EXERCISE: Please write out all the data exactly as shown.

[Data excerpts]
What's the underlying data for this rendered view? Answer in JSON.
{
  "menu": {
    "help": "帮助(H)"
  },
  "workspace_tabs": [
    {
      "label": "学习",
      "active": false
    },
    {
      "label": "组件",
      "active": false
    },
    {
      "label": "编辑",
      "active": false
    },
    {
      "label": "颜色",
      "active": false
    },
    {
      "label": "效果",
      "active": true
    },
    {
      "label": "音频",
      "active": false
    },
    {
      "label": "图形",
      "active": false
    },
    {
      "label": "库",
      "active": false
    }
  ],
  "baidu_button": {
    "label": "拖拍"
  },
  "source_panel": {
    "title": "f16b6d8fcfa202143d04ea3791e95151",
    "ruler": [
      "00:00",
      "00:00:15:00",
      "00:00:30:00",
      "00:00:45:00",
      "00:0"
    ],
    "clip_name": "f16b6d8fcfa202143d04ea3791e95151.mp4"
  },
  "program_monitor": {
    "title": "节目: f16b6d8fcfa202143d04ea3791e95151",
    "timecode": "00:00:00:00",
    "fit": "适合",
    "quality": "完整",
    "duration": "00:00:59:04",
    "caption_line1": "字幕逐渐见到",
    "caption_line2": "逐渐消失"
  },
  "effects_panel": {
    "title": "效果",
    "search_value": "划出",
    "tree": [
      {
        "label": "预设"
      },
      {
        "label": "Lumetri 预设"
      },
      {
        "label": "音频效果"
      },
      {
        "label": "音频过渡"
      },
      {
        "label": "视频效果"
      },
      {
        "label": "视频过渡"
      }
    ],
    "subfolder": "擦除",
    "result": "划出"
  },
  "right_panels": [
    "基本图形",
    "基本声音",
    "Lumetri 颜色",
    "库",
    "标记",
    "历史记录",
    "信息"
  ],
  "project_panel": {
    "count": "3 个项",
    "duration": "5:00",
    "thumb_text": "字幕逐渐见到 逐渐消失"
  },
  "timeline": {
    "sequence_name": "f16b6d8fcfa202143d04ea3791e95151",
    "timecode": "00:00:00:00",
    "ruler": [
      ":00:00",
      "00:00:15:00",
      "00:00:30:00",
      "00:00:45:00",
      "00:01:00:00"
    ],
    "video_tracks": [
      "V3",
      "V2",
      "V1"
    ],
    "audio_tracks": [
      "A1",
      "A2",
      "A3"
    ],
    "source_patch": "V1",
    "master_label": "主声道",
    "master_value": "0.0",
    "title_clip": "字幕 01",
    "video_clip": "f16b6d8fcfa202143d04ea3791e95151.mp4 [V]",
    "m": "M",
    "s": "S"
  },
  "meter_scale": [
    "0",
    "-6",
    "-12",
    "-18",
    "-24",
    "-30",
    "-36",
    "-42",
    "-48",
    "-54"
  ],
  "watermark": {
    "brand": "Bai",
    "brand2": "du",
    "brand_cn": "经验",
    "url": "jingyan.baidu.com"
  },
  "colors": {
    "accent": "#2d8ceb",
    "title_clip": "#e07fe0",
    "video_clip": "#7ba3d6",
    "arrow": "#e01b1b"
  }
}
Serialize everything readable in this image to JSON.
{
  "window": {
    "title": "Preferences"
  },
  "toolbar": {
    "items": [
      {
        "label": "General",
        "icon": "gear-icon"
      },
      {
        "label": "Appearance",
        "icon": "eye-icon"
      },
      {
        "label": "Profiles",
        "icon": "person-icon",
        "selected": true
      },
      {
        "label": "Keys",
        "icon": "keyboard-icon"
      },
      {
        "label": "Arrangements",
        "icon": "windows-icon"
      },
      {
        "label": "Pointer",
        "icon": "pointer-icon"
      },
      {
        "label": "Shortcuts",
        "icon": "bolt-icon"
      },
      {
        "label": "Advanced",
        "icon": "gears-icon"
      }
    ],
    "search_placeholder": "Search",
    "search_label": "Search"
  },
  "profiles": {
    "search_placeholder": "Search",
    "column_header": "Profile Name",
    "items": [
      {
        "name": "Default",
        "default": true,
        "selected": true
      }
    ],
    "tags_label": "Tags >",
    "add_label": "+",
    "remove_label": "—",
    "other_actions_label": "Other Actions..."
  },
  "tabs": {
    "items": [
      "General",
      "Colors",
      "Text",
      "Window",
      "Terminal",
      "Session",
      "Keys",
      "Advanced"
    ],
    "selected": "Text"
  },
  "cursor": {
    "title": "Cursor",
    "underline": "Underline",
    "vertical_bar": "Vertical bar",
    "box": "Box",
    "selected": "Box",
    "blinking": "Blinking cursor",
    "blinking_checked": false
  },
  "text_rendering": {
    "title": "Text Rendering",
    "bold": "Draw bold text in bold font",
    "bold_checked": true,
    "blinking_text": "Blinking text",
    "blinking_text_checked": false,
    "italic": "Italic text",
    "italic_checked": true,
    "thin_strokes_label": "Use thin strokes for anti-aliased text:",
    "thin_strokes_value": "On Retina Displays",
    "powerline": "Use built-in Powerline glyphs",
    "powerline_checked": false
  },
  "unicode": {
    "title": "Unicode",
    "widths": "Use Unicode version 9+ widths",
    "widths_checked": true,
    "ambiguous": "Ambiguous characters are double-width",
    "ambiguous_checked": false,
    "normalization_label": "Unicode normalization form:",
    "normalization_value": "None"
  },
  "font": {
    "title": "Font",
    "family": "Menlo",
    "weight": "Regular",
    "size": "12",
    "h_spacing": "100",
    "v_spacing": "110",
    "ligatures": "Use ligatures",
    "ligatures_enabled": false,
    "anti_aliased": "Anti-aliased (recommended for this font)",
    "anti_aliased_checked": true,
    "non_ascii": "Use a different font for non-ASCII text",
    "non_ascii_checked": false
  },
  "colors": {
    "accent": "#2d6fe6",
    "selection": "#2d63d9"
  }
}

ANSWER BELOW:
What's the underlying data for this rendered view? Answer in JSON.
{
  "menu": {
    "help": "帮助(H)"
  },
  "workspace_tabs": [
    {
      "label": "学习",
      "active": false
    },
    {
      "label": "组件",
      "active": false
    },
    {
      "label": "编辑",
      "active": false
    },
    {
      "label": "颜色",
      "active": false
    },
    {
      "label": "效果",
      "active": true
    },
    {
      "label": "音频",
      "active": false
    },
    {
      "label": "图形",
      "active": false
    },
    {
      "label": "库",
      "active": false
    }
  ],
  "baidu_button": {
    "label": "拖拍"
  },
  "source_panel": {
    "title": "f16b6d8fcfa202143d04ea3791e95151",
    "ruler": [
      "00:00",
      "00:00:15:00",
      "00:00:30:00",
      "00:00:45:00",
      "00:0"
    ],
    "clip_name": "f16b6d8fcfa202143d04ea3791e95151.mp4"
  },
  "program_monitor": {
    "title": "节目: f16b6d8fcfa202143d04ea3791e95151",
    "timecode": "00:00:00:00",
    "fit": "适合",
    "quality": "完整",
    "duration": "00:00:59:04",
    "caption_line1": "字幕逐渐见到",
    "caption_line2": "逐渐消失"
  },
  "effects_panel": {
    "title": "效果",
    "search_value": "划出",
    "tree": [
      {
        "label": "预设"
      },
      {
        "label": "Lumetri 预设"
      },
      {
        "label": "音频效果"
      },
      {
        "label": "音频过渡"
      },
      {
        "label": "视频效果"
      },
      {
        "label": "视频过渡"
      }
    ],
    "subfolder": "擦除",
    "result": "划出"
  },
  "right_panels": [
    "基本图形",
    "基本声音",
    "Lumetri 颜色",
    "库",
    "标记",
    "历史记录",
    "信息"
  ],
  "project_panel": {
    "count": "3 个项",
    "duration": "5:00",
    "thumb_text": "字幕逐渐见到 逐渐消失"
  },
  "timeline": {
    "sequence_name": "f16b6d8fcfa202143d04ea3791e95151",
    "timecode": "00:00:00:00",
    "ruler": [
      ":00:00",
      "00:00:15:00",
      "00:00:30:00",
      "00:00:45:00",
      "00:01:00:00"
    ],
    "video_tracks": [
      "V3",
      "V2",
      "V1"
    ],
    "audio_tracks": [
      "A1",
      "A2",
      "A3"
    ],
    "source_patch": "V1",
    "master_label": "主声道",
    "master_value": "0.0",
    "title_clip": "字幕 01",
    "video_clip": "f16b6d8fcfa202143d04ea3791e95151.mp4 [V]",
    "m": "M",
    "s": "S"
  },
  "meter_scale": [
    "0",
    "-6",
    "-12",
    "-18",
    "-24",
    "-30",
    "-36",
    "-42",
    "-48",
    "-54"
  ],
  "watermark": {
    "brand": "Bai",
    "brand2": "du",
    "brand_cn": "经验",
    "url": "jingyan.baidu.com"
  },
  "colors": {
    "accent": "#2d8ceb",
    "title_clip": "#e07fe0",
    "video_clip": "#7ba3d6",
    "arrow": "#e01b1b"
  }
}
Serialize everything readable in this image to JSON.
{
  "window": {
    "title": "Preferences"
  },
  "toolbar": {
    "items": [
      {
        "label": "General",
        "icon": "gear-icon"
      },
      {
        "label": "Appearance",
        "icon": "eye-icon"
      },
      {
        "label": "Profiles",
        "icon": "person-icon",
        "selected": true
      },
      {
        "label": "Keys",
        "icon": "keyboard-icon"
      },
      {
        "label": "Arrangements",
        "icon": "windows-icon"
      },
      {
        "label": "Pointer",
        "icon": "pointer-icon"
      },
      {
        "label": "Shortcuts",
        "icon": "bolt-icon"
      },
      {
        "label": "Advanced",
        "icon": "gears-icon"
      }
    ],
    "search_placeholder": "Search",
    "search_label": "Search"
  },
  "profiles": {
    "search_placeholder": "Search",
    "column_header": "Profile Name",
    "items": [
      {
        "name": "Default",
        "default": true,
        "selected": true
      }
    ],
    "tags_label": "Tags >",
    "add_label": "+",
    "remove_label": "—",
    "other_actions_label": "Other Actions..."
  },
  "tabs": {
    "items": [
      "General",
      "Colors",
      "Text",
      "Window",
      "Terminal",
      "Session",
      "Keys",
      "Advanced"
    ],
    "selected": "Text"
  },
  "cursor": {
    "title": "Cursor",
    "underline": "Underline",
    "vertical_bar": "Vertical bar",
    "box": "Box",
    "selected": "Box",
    "blinking": "Blinking cursor",
    "blinking_checked": false
  },
  "text_rendering": {
    "title": "Text Rendering",
    "bold": "Draw bold text in bold font",
    "bold_checked": true,
    "blinking_text": "Blinking text",
    "blinking_text_checked": false,
    "italic": "Italic text",
    "italic_checked": true,
    "thin_strokes_label": "Use thin strokes for anti-aliased text:",
    "thin_strokes_value": "On Retina Displays",
    "powerline": "Use built-in Powerline glyphs",
    "powerline_checked": false
  },
  "unicode": {
    "title": "Unicode",
    "widths": "Use Unicode version 9+ widths",
    "widths_checked": true,
    "ambiguous": "Ambiguous characters are double-width",
    "ambiguous_checked": false,
    "normalization_label": "Unicode normalization form:",
    "normalization_value": "None"
  },
  "font": {
    "title": "Font",
    "family": "Menlo",
    "weight": "Regular",
    "size": "12",
    "h_spacing": "100",
    "v_spacing": "110",
    "ligatures": "Use ligatures",
    "ligatures_enabled": false,
    "anti_aliased": "Anti-aliased (recommended for this font)",
    "anti_aliased_checked": true,
    "non_ascii": "Use a different font for non-ASCII text",
    "non_ascii_checked": false
  },
  "colors": {
    "accent": "#2d6fe6",
    "selection": "#2d63d9"
  }
}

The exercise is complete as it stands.